### Your objective
Check every line below, and copy those that include "prop".

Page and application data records
== Segment start ==

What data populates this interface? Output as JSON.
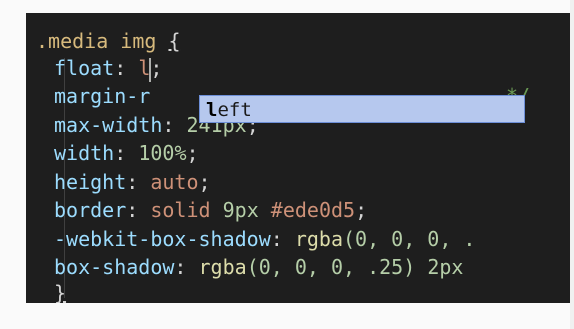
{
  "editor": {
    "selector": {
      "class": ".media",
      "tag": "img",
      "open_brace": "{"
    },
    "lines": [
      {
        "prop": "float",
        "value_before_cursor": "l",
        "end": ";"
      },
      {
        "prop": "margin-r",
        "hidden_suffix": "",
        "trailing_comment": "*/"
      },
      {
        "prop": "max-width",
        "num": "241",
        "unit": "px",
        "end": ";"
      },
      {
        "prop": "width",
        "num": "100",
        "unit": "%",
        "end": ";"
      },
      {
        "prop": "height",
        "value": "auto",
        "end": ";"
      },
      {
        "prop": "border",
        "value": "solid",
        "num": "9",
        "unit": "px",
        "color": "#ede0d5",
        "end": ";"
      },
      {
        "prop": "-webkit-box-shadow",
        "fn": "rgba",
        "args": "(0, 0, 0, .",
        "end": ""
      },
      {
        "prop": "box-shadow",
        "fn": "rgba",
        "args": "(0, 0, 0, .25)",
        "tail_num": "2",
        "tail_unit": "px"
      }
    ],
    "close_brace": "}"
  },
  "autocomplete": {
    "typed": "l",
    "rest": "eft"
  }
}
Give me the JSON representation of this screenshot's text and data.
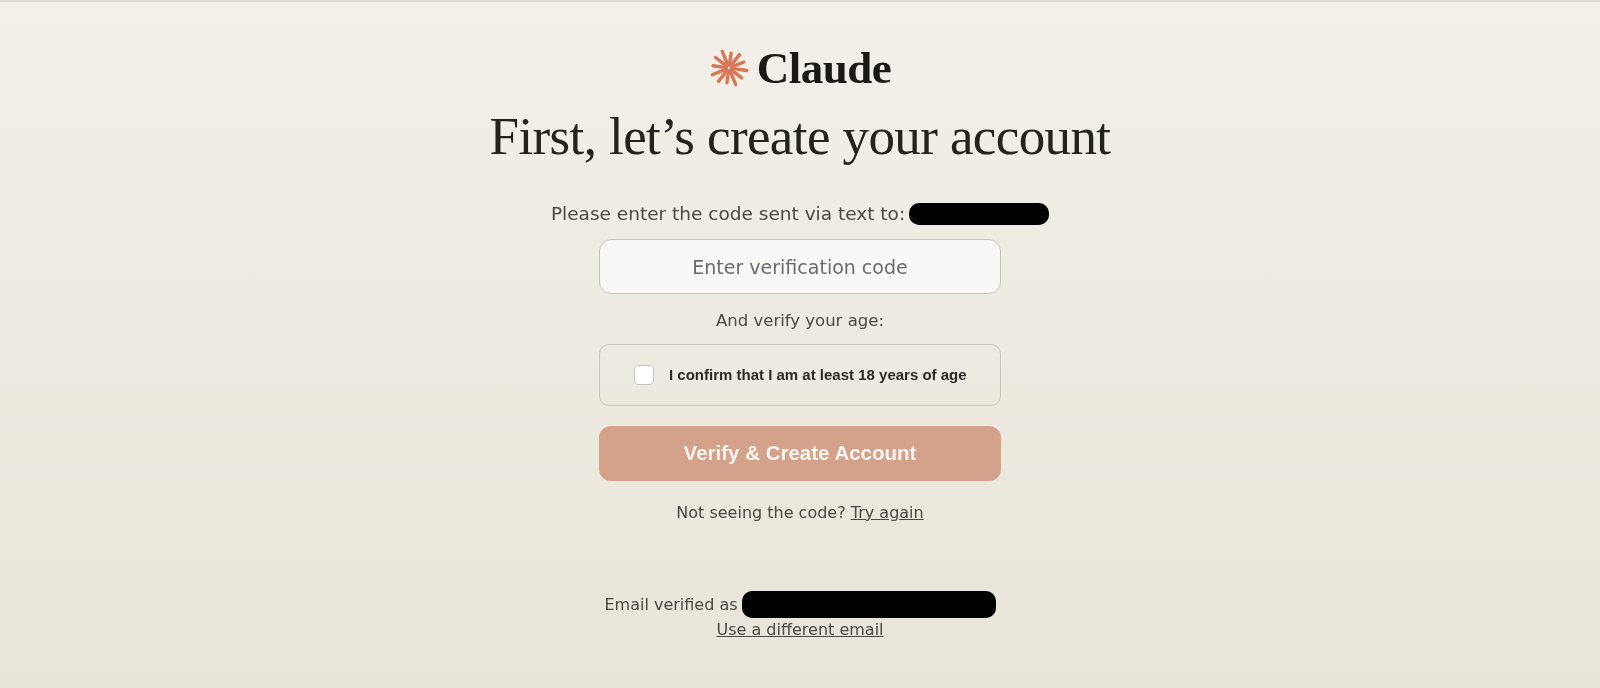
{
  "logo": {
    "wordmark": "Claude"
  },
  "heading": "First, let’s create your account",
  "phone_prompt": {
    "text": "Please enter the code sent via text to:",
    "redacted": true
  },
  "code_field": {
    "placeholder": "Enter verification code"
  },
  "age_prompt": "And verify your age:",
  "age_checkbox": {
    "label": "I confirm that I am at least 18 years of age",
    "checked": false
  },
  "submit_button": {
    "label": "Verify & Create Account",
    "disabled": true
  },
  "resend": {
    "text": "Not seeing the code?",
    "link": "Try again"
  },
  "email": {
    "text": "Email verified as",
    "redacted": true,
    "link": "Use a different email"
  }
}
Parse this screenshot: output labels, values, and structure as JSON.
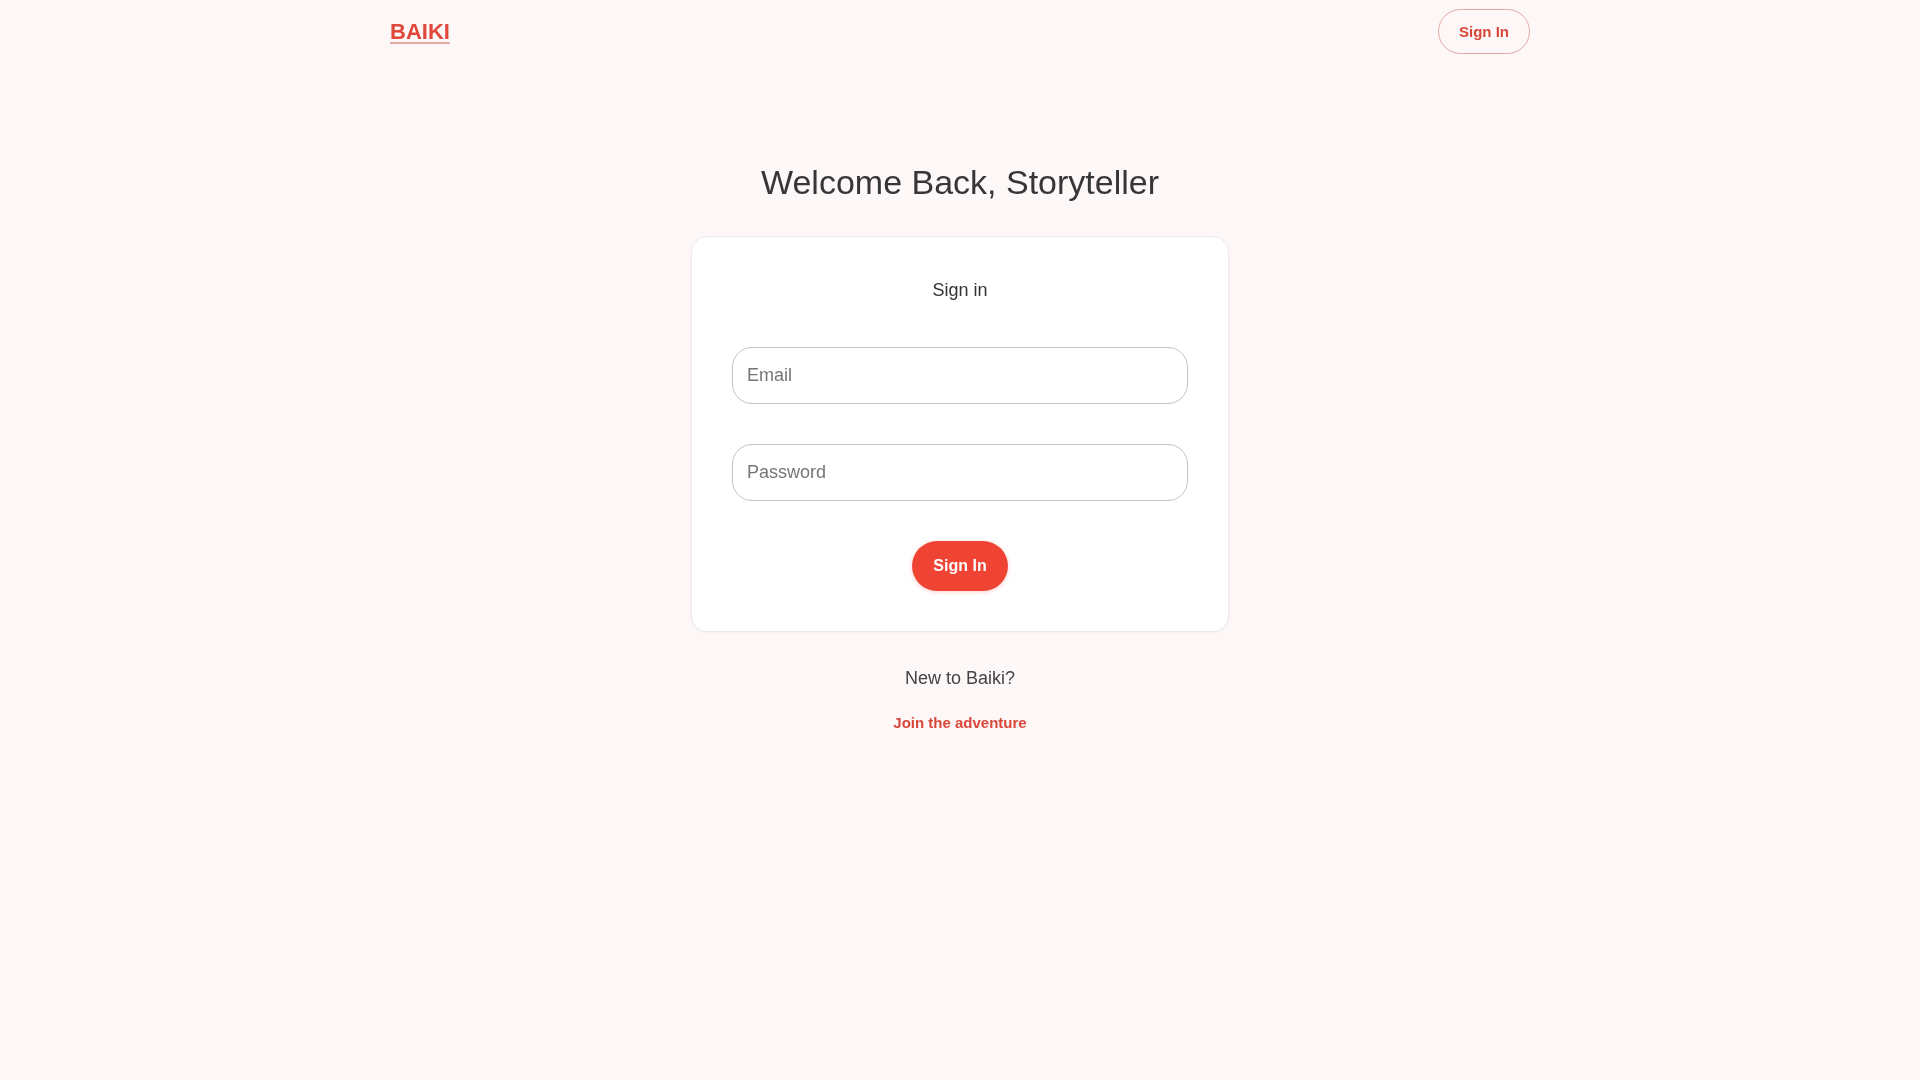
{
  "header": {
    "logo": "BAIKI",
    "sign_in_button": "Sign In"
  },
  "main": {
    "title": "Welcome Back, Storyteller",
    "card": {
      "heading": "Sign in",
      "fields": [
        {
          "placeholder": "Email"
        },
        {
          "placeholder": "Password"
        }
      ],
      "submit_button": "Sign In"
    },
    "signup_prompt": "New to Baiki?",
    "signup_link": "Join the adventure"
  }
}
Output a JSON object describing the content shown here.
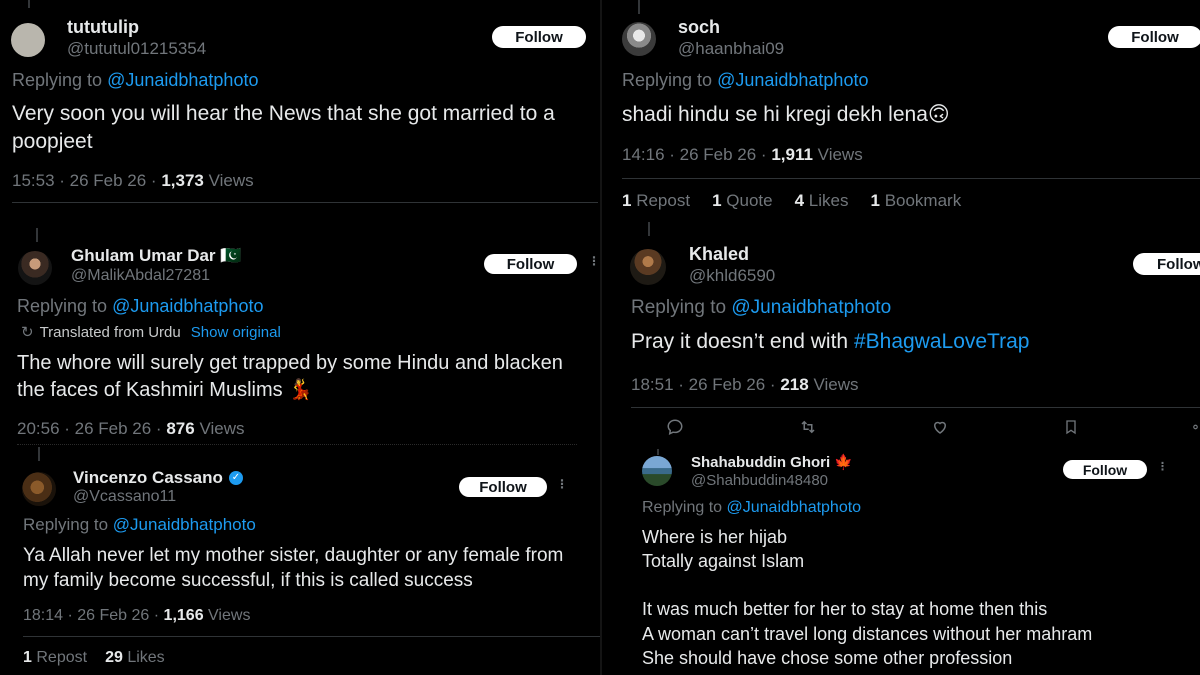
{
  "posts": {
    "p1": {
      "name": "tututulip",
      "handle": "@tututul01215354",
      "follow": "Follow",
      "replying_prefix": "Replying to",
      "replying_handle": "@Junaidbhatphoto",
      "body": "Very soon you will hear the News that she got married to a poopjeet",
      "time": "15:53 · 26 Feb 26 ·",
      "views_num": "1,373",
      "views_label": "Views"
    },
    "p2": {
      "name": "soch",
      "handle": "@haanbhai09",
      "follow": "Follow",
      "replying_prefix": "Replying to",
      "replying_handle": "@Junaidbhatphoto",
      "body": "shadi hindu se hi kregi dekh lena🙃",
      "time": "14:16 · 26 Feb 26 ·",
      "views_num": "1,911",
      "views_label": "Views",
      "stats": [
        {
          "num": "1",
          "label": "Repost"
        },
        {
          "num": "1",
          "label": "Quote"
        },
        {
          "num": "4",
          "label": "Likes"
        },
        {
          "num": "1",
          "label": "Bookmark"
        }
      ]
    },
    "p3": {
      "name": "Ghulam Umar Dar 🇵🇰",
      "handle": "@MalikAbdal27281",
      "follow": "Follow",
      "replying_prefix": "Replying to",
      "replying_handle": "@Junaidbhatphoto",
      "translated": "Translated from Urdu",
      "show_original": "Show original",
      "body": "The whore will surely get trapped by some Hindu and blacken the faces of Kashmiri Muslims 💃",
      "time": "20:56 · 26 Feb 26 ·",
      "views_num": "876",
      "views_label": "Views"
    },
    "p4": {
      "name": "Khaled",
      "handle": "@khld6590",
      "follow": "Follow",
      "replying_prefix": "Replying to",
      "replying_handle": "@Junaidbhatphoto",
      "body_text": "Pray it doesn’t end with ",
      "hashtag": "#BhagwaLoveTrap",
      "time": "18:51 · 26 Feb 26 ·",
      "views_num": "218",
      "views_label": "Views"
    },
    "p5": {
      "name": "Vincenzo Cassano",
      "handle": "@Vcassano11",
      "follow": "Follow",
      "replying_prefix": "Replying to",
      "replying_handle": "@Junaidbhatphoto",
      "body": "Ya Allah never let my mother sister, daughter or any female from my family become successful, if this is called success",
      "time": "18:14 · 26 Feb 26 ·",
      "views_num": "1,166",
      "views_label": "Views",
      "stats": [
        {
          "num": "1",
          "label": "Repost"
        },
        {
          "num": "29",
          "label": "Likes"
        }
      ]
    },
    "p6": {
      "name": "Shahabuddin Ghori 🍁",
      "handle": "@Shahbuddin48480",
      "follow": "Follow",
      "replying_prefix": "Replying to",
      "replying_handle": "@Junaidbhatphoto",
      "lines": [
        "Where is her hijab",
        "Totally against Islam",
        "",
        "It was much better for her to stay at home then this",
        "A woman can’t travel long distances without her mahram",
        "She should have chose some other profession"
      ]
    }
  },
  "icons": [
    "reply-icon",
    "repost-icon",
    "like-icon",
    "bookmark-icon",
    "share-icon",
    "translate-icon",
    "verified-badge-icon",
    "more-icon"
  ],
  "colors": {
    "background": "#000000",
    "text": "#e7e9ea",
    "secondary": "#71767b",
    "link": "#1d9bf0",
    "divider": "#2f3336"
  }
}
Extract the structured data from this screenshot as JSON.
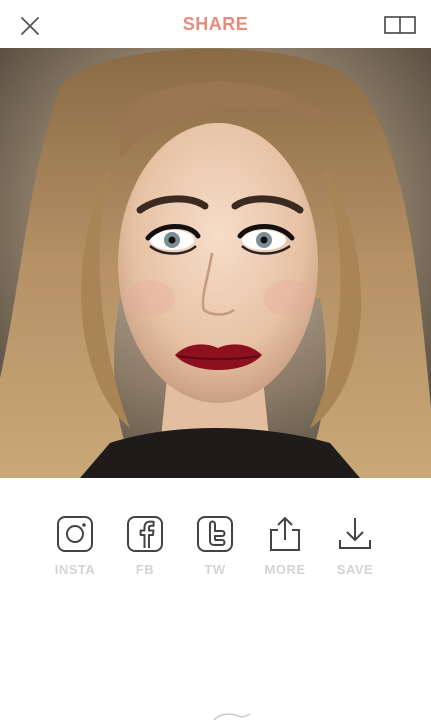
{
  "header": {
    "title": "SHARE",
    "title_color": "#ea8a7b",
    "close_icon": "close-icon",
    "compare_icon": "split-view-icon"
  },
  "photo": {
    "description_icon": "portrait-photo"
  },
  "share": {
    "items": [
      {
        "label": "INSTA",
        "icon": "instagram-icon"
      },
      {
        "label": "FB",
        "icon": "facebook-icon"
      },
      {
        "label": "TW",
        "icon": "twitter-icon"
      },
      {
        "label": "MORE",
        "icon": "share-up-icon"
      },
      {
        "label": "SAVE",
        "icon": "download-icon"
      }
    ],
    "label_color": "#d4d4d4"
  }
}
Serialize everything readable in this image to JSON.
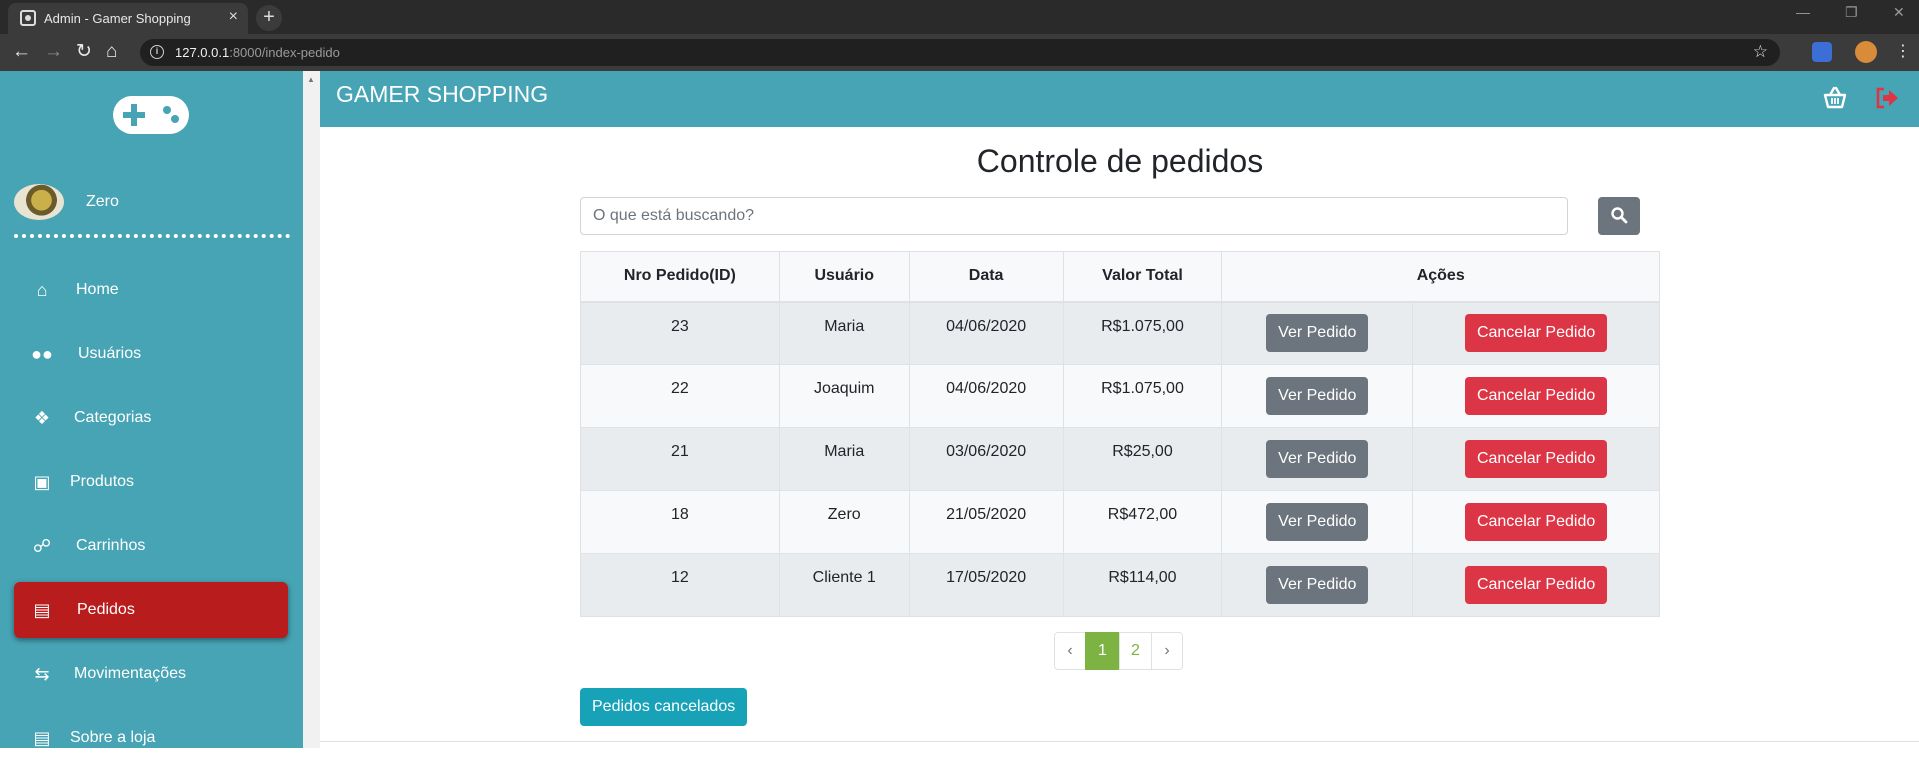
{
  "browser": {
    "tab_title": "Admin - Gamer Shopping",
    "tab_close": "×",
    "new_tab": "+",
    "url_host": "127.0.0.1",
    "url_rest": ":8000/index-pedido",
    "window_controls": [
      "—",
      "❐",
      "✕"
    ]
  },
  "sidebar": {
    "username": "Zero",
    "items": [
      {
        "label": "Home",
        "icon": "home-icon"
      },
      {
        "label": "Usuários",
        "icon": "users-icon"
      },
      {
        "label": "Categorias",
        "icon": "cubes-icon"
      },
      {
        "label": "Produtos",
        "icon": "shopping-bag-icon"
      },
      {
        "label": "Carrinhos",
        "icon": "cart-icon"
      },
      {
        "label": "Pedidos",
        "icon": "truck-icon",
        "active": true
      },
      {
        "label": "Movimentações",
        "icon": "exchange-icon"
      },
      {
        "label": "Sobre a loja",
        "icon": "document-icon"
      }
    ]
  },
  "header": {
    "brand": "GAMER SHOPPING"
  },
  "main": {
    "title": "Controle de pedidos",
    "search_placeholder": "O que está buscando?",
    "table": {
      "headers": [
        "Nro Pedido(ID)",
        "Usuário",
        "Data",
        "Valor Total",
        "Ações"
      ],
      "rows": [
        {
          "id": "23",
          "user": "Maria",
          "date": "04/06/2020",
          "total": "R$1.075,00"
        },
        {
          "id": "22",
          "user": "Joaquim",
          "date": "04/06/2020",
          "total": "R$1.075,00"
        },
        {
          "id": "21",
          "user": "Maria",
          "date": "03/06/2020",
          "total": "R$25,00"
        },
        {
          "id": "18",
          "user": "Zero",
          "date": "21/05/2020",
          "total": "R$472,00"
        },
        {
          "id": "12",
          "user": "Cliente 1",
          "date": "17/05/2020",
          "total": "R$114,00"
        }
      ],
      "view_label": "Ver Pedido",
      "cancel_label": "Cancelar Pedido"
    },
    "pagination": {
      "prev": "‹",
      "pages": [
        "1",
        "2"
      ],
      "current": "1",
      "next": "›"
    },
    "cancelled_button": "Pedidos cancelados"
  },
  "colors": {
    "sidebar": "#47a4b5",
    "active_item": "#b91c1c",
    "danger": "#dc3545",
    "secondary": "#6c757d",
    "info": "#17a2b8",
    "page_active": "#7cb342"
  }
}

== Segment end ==

### Response area
        "prop": "float",
        "prop": "margin-r",
        "prop": "max-width",
        "prop": "width",
        "prop": "height",
        "prop": "border",
        "prop": "-webkit-box-shadow",
        "prop": "box-shadow",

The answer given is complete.